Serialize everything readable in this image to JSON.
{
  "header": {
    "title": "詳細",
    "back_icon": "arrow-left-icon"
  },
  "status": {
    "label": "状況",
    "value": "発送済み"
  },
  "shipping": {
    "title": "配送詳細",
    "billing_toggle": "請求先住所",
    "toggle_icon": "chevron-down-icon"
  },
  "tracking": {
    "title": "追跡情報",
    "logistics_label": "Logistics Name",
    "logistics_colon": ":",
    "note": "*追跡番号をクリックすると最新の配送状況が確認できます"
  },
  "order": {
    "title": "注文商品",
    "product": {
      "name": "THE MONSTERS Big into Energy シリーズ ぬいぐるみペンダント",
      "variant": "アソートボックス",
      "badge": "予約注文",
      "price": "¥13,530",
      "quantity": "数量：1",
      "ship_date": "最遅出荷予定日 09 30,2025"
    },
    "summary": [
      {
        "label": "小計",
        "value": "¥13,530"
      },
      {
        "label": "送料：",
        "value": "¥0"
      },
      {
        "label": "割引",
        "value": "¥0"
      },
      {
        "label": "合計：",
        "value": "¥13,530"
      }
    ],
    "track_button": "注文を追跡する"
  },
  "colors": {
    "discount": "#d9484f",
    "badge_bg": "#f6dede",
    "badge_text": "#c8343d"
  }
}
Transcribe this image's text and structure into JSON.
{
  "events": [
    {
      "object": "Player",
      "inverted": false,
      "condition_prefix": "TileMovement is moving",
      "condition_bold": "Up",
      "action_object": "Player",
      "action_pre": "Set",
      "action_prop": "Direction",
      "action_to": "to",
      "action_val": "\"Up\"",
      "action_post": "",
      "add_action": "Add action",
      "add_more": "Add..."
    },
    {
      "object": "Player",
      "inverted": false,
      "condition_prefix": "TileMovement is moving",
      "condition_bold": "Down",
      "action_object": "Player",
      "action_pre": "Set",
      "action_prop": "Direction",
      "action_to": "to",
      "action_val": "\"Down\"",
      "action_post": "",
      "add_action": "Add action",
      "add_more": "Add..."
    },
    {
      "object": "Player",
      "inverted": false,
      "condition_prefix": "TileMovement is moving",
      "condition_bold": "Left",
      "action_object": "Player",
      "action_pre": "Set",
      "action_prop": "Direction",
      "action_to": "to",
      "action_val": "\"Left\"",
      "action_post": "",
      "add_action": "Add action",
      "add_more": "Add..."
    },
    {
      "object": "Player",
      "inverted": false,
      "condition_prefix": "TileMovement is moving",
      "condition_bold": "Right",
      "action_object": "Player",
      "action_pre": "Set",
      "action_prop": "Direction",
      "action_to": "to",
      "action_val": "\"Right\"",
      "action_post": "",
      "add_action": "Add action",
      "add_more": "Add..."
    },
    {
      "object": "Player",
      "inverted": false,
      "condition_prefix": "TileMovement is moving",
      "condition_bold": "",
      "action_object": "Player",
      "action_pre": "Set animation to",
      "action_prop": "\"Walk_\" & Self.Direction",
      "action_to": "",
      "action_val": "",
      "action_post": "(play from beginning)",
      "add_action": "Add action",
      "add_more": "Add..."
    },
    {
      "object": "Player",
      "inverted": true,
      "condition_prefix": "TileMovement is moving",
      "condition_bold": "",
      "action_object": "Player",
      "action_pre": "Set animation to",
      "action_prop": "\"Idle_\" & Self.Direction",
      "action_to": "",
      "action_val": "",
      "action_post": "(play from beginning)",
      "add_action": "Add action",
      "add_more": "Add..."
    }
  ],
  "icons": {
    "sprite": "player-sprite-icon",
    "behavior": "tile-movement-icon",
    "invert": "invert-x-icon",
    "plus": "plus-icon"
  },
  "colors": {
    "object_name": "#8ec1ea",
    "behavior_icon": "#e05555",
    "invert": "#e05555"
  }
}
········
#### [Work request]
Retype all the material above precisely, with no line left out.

#### [Solution]
Serialize everything readable in this image to JSON.
{
  "header": {
    "title": "詳細",
    "back_icon": "arrow-left-icon"
  },
  "status": {
    "label": "状況",
    "value": "発送済み"
  },
  "shipping": {
    "title": "配送詳細",
    "billing_toggle": "請求先住所",
    "toggle_icon": "chevron-down-icon"
  },
  "tracking": {
    "title": "追跡情報",
    "logistics_label": "Logistics Name",
    "logistics_colon": ":",
    "note": "*追跡番号をクリックすると最新の配送状況が確認できます"
  },
  "order": {
    "title": "注文商品",
    "product": {
      "name": "THE MONSTERS Big into Energy シリーズ ぬいぐるみペンダント",
      "variant": "アソートボックス",
      "badge": "予約注文",
      "price": "¥13,530",
      "quantity": "数量：1",
      "ship_date": "最遅出荷予定日 09 30,2025"
    },
    "summary": [
      {
        "label": "小計",
        "value": "¥13,530"
      },
      {
        "label": "送料：",
        "value": "¥0"
      },
      {
        "label": "割引",
        "value": "¥0"
      },
      {
        "label": "合計：",
        "value": "¥13,530"
      }
    ],
    "track_button": "注文を追跡する"
  },
  "colors": {
    "discount": "#d9484f",
    "badge_bg": "#f6dede",
    "badge_text": "#c8343d"
  }
}
Transcribe this image's text and structure into JSON.
{
  "events": [
    {
      "object": "Player",
      "inverted": false,
      "condition_prefix": "TileMovement is moving",
      "condition_bold": "Up",
      "action_object": "Player",
      "action_pre": "Set",
      "action_prop": "Direction",
      "action_to": "to",
      "action_val": "\"Up\"",
      "action_post": "",
      "add_action": "Add action",
      "add_more": "Add..."
    },
    {
      "object": "Player",
      "inverted": false,
      "condition_prefix": "TileMovement is moving",
      "condition_bold": "Down",
      "action_object": "Player",
      "action_pre": "Set",
      "action_prop": "Direction",
      "action_to": "to",
      "action_val": "\"Down\"",
      "action_post": "",
      "add_action": "Add action",
      "add_more": "Add..."
    },
    {
      "object": "Player",
      "inverted": false,
      "condition_prefix": "TileMovement is moving",
      "condition_bold": "Left",
      "action_object": "Player",
      "action_pre": "Set",
      "action_prop": "Direction",
      "action_to": "to",
      "action_val": "\"Left\"",
      "action_post": "",
      "add_action": "Add action",
      "add_more": "Add..."
    },
    {
      "object": "Player",
      "inverted": false,
      "condition_prefix": "TileMovement is moving",
      "condition_bold": "Right",
      "action_object": "Player",
      "action_pre": "Set",
      "action_prop": "Direction",
      "action_to": "to",
      "action_val": "\"Right\"",
      "action_post": "",
      "add_action": "Add action",
      "add_more": "Add..."
    },
    {
      "object": "Player",
      "inverted": false,
      "condition_prefix": "TileMovement is moving",
      "condition_bold": "",
      "action_object": "Player",
      "action_pre": "Set animation to",
      "action_prop": "\"Walk_\" & Self.Direction",
      "action_to": "",
      "action_val": "",
      "action_post": "(play from beginning)",
      "add_action": "Add action",
      "add_more": "Add..."
    },
    {
      "object": "Player",
      "inverted": true,
      "condition_prefix": "TileMovement is moving",
      "condition_bold": "",
      "action_object": "Player",
      "action_pre": "Set animation to",
      "action_prop": "\"Idle_\" & Self.Direction",
      "action_to": "",
      "action_val": "",
      "action_post": "(play from beginning)",
      "add_action": "Add action",
      "add_more": "Add..."
    }
  ],
  "icons": {
    "sprite": "player-sprite-icon",
    "behavior": "tile-movement-icon",
    "invert": "invert-x-icon",
    "plus": "plus-icon"
  },
  "colors": {
    "object_name": "#8ec1ea",
    "behavior_icon": "#e05555",
    "invert": "#e05555"
  }
}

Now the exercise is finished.